Go through the listing and copy each line that has the string "this" in it.

| Information shown |
==========

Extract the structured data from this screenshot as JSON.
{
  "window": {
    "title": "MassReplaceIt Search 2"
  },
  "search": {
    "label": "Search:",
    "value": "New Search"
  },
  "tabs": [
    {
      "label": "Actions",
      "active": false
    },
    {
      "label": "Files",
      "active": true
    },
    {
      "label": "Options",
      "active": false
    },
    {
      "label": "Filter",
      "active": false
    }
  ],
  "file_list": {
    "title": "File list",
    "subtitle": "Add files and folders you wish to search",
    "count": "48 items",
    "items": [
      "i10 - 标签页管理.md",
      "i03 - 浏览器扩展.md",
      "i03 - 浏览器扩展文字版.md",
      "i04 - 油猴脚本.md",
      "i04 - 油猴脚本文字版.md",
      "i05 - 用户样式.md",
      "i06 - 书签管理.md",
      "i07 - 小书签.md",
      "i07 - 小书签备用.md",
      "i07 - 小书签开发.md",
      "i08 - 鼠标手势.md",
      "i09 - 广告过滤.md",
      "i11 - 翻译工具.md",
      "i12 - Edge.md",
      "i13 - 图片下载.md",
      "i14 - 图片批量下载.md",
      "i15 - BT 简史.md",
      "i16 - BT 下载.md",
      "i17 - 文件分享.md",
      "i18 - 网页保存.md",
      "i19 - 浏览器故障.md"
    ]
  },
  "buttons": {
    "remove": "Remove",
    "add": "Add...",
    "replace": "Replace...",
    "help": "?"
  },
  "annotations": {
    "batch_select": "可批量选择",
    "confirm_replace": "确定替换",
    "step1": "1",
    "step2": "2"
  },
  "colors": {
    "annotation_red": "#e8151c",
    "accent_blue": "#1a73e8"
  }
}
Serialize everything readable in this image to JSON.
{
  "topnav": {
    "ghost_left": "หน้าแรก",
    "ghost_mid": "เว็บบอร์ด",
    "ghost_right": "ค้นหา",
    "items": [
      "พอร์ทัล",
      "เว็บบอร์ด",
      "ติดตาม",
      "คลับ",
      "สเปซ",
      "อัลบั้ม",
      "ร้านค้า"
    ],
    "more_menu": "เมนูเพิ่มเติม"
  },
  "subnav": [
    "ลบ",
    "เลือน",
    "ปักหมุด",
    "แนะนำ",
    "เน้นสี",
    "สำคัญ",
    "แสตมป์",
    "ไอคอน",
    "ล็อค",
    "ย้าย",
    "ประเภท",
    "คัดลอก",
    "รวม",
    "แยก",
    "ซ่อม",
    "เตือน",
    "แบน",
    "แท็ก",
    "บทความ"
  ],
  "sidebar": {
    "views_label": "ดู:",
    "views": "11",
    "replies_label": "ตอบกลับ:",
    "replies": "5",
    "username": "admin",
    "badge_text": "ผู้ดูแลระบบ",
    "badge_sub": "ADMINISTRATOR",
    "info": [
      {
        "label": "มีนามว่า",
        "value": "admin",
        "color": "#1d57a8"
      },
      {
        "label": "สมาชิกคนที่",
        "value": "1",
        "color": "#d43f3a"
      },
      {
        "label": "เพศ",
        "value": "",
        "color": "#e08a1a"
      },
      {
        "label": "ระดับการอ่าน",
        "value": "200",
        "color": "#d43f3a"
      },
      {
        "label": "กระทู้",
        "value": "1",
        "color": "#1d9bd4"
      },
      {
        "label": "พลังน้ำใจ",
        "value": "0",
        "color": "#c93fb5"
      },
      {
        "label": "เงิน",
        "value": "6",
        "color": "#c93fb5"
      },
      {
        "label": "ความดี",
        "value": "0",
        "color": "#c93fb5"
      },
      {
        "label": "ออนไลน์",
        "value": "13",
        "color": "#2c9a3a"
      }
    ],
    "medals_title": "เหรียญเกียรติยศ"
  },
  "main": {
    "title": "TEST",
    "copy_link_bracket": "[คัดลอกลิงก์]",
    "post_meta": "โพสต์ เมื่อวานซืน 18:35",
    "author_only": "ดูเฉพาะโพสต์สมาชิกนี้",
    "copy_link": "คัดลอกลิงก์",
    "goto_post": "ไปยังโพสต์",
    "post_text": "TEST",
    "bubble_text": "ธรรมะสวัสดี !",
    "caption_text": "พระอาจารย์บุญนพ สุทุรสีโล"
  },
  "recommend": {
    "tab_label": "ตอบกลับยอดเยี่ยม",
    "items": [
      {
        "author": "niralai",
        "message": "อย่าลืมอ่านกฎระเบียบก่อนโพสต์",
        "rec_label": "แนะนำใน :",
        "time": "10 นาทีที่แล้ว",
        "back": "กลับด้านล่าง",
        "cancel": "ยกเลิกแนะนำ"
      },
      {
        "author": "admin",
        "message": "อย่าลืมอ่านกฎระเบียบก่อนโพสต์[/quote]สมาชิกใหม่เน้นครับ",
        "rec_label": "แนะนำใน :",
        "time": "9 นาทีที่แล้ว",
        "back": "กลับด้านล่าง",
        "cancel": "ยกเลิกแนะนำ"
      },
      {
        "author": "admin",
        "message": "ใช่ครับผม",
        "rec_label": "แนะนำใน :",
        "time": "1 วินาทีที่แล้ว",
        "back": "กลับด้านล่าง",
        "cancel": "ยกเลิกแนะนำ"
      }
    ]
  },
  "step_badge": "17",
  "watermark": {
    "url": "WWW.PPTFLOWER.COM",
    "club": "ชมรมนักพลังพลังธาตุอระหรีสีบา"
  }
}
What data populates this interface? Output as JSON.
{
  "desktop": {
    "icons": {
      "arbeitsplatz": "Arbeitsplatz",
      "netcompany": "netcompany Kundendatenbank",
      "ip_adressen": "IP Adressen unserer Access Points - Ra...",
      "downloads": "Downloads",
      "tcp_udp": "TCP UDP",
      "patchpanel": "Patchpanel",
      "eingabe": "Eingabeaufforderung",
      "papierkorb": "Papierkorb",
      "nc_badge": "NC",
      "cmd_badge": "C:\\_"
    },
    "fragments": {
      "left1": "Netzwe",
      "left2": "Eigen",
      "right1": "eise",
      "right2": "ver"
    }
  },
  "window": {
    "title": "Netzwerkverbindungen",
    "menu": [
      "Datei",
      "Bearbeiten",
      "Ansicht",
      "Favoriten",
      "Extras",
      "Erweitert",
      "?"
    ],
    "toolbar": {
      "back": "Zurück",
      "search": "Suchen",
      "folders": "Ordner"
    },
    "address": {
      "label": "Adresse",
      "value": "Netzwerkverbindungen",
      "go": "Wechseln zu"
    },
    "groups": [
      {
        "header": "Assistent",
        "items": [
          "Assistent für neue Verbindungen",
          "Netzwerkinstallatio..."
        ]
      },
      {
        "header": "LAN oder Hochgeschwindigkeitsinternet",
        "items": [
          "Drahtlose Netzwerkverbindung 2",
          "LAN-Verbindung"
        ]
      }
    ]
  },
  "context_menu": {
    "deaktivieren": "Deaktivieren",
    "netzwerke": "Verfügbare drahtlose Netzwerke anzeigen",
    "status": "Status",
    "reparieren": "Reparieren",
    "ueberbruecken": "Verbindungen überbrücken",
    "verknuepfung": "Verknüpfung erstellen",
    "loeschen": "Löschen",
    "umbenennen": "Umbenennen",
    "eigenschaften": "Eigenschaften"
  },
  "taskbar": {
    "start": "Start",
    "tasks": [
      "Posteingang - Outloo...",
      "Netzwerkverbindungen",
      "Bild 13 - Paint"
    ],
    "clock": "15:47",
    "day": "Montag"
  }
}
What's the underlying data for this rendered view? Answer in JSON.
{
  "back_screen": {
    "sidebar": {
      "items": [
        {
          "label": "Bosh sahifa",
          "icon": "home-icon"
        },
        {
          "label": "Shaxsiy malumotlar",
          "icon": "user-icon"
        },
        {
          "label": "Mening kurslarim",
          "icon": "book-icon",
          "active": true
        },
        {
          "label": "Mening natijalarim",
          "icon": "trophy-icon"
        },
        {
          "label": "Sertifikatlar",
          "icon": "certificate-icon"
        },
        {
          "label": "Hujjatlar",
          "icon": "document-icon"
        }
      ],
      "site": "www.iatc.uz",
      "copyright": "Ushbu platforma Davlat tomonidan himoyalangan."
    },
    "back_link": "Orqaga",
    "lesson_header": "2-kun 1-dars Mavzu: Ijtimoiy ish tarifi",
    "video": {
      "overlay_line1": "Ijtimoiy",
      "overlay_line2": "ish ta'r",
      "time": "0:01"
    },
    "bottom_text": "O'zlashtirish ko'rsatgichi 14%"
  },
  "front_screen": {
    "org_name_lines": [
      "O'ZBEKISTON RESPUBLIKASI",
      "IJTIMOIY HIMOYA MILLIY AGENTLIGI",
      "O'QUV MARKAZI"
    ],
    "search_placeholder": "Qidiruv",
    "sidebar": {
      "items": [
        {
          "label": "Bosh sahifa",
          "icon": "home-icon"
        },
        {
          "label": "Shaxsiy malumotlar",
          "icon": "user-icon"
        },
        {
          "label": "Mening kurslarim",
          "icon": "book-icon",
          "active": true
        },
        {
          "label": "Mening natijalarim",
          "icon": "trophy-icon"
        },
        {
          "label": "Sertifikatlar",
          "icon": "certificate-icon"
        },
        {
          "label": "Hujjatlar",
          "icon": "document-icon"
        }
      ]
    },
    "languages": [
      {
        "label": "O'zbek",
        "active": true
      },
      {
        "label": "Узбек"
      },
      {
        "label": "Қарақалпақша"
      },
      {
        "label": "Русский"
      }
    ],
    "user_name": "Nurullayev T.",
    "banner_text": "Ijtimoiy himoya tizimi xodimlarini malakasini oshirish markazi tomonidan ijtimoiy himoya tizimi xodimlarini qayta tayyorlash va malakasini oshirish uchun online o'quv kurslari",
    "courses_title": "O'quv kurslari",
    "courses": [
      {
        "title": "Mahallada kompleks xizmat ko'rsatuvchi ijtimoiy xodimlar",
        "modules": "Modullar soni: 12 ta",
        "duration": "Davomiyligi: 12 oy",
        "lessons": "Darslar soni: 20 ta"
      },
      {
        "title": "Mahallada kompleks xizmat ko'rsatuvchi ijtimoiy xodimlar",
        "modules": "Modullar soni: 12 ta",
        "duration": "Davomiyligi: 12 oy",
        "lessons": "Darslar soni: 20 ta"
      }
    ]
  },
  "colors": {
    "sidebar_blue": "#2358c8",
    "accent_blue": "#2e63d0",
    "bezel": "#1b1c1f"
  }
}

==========

| Answer for the task |
Extract the structured data from this screenshot as JSON.
Serialize everything readable in this image to JSON.
What data populates this interface? Output as JSON.
What's the underlying data for this rendered view? Answer in JSON.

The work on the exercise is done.